It is easier for me to develop a theory about racism than it is to keep bringing my behavior into alignment with my values even as my understanding grows about race in my own head and in the world around me.
Last March, Donna Britt (author of Brothers (and me)) and I brought our memoirs to Washington, DC’s Busboys and Poets monthly A Continuing Talk On Race gathering. The question posed to the room full of people was, “ How does telling our personal ‘race stories’ advance a community discussion?”
One of my significant awakenings about race happened when Cynthia Renfro told a story about her mother, Pat, set in 1965 in Dallas, Texas. Hearing about Pat’s encounter with a “White’s Only” sign in a Laundromat jumbled all I had previously believed was true about my home state as a Texas 5th grader in 1965. I’d never noticed any signs. Where they there, but I hadn’t notice? What else hadn’t I seen?
I’d rarely thought about race as a child, nor noticed signs of inequality.
When I made that comment at Busboys and Poets, Donna reported that she’d been conscious about race every day of her life. Clearly my experience as a white girl was different than the experiences of Donna, Pat and Cynthia as black girls/women.
For all of my teen and adult life, I have held enlightened, progressive beliefs about skin color and justice. That is good. But that was only a first step.
Woven into the birthing of this nation, racism is entrenched within national values, institutions, education, religion and passed on to us from the moment we were born. Our official versions of history are white-washed. It has been easy for white people like me to make assumptions about how race has influenced life in this country based on our own experience and education. Unfortunately, my opinions have often been wrong and led to division rather than equity and justice.
It all comes back to personal stories. Looking again at what I noticed and didn’t notice as a child. Exploring a diversity of historical stories to gain a broader, and more accurate, understanding of history. Noticing those quiet murmurings inside my head, or those exaggerated reactions that seem to come from left field, to see where and how racism has lodged in my body despite my more enlightened values. And listening closely to people with all colors of skin, trying to understand what life has been like for each of us.
We are all complex and paradoxical. Compassion is needed as we uncover the diversity of stories within ourselves and our culture.
The divisions that still scar our world today are too serious for trivial navel gazing. Sharing story, however, isn’t trivial.
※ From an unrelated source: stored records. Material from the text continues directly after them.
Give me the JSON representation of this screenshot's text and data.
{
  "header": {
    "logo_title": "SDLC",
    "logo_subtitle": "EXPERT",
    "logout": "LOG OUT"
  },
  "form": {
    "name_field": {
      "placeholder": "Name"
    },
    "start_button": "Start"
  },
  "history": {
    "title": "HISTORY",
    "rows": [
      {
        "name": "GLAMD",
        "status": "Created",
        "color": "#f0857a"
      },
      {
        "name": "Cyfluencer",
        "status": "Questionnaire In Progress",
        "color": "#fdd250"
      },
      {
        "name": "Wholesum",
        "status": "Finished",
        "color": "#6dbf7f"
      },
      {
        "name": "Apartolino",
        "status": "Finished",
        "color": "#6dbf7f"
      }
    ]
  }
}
Awakening to, then transparently sharing, the truth of our lives and experiences is critical to our joint effort of building a more equitable world.
What stories are you willing to share now that will be a gift to those born seven generations in the future?
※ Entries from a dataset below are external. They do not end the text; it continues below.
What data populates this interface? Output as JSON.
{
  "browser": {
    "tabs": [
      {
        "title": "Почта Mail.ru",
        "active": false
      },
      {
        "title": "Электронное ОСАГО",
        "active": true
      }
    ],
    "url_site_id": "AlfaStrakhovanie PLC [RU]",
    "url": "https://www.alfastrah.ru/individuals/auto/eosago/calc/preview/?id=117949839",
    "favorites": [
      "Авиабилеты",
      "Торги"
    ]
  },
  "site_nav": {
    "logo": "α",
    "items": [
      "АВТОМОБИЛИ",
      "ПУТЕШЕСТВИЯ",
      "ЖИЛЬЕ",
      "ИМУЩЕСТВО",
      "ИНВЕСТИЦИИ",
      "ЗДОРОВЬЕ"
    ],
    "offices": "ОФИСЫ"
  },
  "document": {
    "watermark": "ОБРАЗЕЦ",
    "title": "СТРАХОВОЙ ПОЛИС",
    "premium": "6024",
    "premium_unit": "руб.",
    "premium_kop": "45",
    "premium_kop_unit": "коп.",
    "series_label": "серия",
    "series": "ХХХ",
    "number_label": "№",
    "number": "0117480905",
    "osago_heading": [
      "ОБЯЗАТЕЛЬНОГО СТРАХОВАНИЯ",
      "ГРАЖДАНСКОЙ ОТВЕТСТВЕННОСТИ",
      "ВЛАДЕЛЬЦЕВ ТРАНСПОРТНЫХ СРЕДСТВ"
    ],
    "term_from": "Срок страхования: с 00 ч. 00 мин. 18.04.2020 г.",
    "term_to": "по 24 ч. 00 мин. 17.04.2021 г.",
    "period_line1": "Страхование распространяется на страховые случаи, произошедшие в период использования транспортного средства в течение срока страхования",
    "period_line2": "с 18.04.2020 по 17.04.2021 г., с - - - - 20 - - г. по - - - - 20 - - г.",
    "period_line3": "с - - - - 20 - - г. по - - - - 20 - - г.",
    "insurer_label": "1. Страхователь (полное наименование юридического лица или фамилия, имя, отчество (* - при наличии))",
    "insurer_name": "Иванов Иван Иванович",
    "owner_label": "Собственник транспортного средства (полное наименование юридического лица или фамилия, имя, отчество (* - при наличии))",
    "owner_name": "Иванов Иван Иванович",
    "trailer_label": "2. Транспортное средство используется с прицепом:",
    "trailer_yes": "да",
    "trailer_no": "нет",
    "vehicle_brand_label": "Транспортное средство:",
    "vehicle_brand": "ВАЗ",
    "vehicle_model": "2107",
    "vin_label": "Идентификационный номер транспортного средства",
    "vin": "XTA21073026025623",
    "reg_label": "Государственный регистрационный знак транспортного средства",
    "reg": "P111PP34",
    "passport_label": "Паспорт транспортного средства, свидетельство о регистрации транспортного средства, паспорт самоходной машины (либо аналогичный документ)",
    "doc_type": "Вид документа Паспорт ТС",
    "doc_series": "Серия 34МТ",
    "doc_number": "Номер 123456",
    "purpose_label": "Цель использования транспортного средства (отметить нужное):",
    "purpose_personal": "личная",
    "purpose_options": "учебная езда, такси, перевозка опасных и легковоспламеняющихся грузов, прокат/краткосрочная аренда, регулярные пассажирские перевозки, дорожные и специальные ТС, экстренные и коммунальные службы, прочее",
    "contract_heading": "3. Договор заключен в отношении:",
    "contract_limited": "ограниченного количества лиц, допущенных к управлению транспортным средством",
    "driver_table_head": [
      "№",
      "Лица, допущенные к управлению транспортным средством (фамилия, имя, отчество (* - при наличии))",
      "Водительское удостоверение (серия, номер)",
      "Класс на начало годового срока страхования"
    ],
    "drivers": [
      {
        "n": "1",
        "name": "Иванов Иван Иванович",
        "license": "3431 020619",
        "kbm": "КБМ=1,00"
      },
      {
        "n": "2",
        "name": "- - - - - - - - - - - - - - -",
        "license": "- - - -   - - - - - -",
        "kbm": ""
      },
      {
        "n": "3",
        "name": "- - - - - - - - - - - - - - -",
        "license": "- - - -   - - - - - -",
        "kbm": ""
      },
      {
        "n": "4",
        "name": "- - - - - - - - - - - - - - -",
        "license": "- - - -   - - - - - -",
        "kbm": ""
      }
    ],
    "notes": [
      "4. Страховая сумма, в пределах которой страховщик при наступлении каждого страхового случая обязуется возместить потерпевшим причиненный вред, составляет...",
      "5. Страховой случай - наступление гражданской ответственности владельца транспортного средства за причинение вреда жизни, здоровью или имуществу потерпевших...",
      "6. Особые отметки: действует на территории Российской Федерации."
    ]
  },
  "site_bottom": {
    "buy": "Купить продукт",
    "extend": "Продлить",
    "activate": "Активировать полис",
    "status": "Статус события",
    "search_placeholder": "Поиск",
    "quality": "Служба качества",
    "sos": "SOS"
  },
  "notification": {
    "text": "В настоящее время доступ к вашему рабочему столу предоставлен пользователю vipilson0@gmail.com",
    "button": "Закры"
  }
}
This is the final in the blog series exploring the diversity of memoirs held in Big Topics at Midnight: A Texas Girl Wakes Up to Race, Class Gender and Herself.